Kopitzke fondly recalls hunting and fishing with her grandfather in Tigerton, where she grew up. Those experiences instilled in her a love for the land, inspiring her to double major in biology and environmental science. She discovered her love for field work upon taking an aquatic ecology class here at Lawrence.

The summer research tapped into those same interests, Kopitzke said.

“Where I’m from, it’s a big part of my life,” she said of the outdoors. “It’s always held a part in my heart.”

When she wasn’t walking around the stream or analyzing bycatch data this summer, Kopitzke took time to enjoy the scenery of prairie and farmland that surrounded her. Her Senior Experience project will focus on whitetail deer population ecology. She plans to further her involvement with aquatic ecology when she goes to work for the Wisconsin Department of Natural Resources.

Isabella Mariani ’21 is a student writer in the Communications office.

2 Minutes With … Shelby Siebers: Indigenized leadership, mentoring

Shelby Siebers '20 poses for a photo during her stay in London.
Shelby Siebers ’20 is spending the fall term studying in London.

2 Minutes With … is a series of short features to introduce us to the passions and interests of Lawrentians on and off campus. Find more 2 Minutes With … features here.

Story by Awa Badiane ’21

Senior year is a great time to reflect on the journey you’ve taken at Lawrence. For Shelby Siebers ’20, an ethnic studies and psychology double major, that reflection is focusing squarely on the work she has put into indigenizing education.

Getting involved

“When I came to Lawrence, I was involved in LUNA as a member,” Siebers said. “By my sophomore year, I quickly had a board position and I started doing leadership for LUNA.”  

LUNA is the Lawrence University Native Americans organization, and during her junior year, Siebers served as president.

“I think LUNA has done a lot,” Siebers said. “The biggest accomplishment each year I think is Indigenous People’s Day.” 

What was formerly known as Columbus Day has been changed to Indigenous People’s Day as a way to recognize and celebrate indigenous cultures. For the past five years, LUNA has been hosting a celebration on campus. 

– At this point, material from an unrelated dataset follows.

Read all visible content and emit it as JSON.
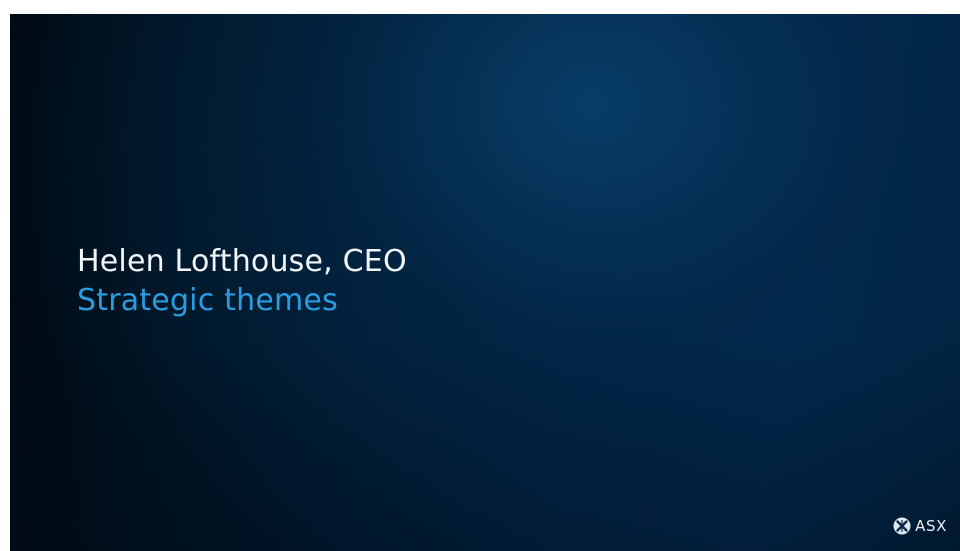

“Basically, we invite the Oneida Nation dancers to do a pow-wow demonstration and to just go through what each dance means,” Siebers said. “I think it’s a very significant part of Lawrence’s culture because it shows that we Native students are there, even though our population on Lawrence’s campus is small. And it’s just a really good way to educate Lawrence’s campus.”  

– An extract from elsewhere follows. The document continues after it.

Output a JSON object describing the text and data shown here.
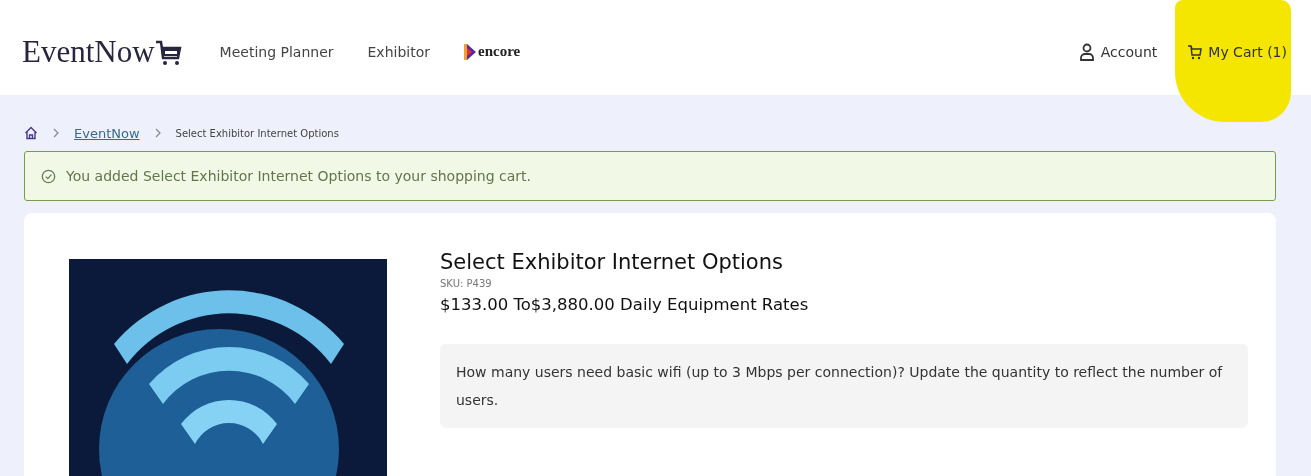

During her time as president of LUNA, Siebers helped bring Matika Wilbur, creator of Project 562, to campus. Wilbur was invited to not only speak at a convocation on the representation of Natives, but also to create a mural on campus that adds a positive representation of Native people. 

Read more on Matika Wilbur’s visit to Lawrence here.

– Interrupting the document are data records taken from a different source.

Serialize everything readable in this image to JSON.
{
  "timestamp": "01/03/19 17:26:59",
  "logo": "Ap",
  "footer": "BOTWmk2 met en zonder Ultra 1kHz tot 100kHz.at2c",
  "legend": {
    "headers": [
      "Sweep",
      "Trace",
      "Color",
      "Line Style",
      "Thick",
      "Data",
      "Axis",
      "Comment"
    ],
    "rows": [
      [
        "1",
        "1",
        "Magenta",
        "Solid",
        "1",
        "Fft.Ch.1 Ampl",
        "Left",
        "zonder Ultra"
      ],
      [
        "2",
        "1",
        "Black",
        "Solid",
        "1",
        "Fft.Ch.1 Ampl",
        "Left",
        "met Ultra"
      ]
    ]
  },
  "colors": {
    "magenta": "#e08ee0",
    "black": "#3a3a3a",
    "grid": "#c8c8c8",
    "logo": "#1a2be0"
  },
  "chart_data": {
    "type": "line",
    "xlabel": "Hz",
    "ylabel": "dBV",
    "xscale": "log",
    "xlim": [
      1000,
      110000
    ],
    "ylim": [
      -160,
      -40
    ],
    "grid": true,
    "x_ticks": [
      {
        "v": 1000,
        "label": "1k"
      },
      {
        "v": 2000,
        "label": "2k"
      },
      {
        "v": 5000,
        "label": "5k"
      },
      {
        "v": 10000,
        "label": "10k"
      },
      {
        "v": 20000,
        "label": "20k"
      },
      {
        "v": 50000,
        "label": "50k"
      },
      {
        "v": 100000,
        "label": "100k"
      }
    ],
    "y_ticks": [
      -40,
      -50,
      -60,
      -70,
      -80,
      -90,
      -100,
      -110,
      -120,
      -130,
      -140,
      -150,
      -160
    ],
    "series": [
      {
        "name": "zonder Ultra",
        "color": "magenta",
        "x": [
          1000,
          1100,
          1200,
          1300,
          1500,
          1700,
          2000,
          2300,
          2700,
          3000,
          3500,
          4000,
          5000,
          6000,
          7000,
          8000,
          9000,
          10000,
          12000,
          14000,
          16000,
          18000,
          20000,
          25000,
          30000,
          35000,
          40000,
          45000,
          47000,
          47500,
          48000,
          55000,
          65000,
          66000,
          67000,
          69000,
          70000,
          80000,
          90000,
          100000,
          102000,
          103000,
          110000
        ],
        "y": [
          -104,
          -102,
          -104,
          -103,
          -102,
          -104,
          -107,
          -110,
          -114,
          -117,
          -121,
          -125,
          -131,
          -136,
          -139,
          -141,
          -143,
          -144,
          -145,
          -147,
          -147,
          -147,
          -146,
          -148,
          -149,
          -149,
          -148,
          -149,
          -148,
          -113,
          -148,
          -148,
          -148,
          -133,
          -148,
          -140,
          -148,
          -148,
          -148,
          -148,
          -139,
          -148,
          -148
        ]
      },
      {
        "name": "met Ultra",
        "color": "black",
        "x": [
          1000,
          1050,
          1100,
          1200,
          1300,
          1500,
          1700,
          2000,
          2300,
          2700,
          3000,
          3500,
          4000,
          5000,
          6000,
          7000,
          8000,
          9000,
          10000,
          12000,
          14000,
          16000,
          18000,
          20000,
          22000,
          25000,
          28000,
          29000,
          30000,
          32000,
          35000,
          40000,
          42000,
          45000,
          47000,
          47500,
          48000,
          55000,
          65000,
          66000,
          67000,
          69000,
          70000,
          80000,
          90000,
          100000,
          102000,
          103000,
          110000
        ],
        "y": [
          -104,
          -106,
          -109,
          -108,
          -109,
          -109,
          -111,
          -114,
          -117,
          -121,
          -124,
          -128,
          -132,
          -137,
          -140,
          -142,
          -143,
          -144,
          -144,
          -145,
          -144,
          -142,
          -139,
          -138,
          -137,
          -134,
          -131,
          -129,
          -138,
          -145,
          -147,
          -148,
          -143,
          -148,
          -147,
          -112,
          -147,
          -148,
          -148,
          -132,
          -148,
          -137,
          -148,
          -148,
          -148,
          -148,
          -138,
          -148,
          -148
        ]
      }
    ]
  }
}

“She came to Lawrence after lots and lots of convincing, and we did a mural on the side of the Wellness Center,” Siebers said. “And it was meant to be a representation of the land Lawrence occupies currently, which is the Menominee Nation. … I feel like this mural was a really big breaking point for Native students on campus because we finally got positive representation.”   

Studying abroad  

For this term, Siebers has gone abroad, studying at Lawrence’s London Center.  

“It’s been really hard for me being a Native in London,” Siebers said. “Just because I was so used to building that identity at Lawrence, so I was feeling very secure in it. But here it almost feels like I’m starting over again because it feels like I’m the only Native.” 

The commitment to indigenized education and expressing her identity continues, however.  

“It motivates me to carry my identity even stronger than I would back at home,” Siebers said. “Being away for Indigenous People’s Day was really hard, but I still represented myself. I wore my moccasins, I wore my ribbon skirt, I wore my beaded earrings.”   

Being a mentor

This past summer, Siebers worked as a camp counselor for the Oneida Nation Arts Program, allowing her to work with Native youth.  

“It was such a rewarding experience because not only did I get to do what I love to do best, which is work with Native youth and be a mentor toward them, but I also got to be more connected to my culture,” Siebers said. 

Awa Badiane ’21 is a student writer in the Communications office.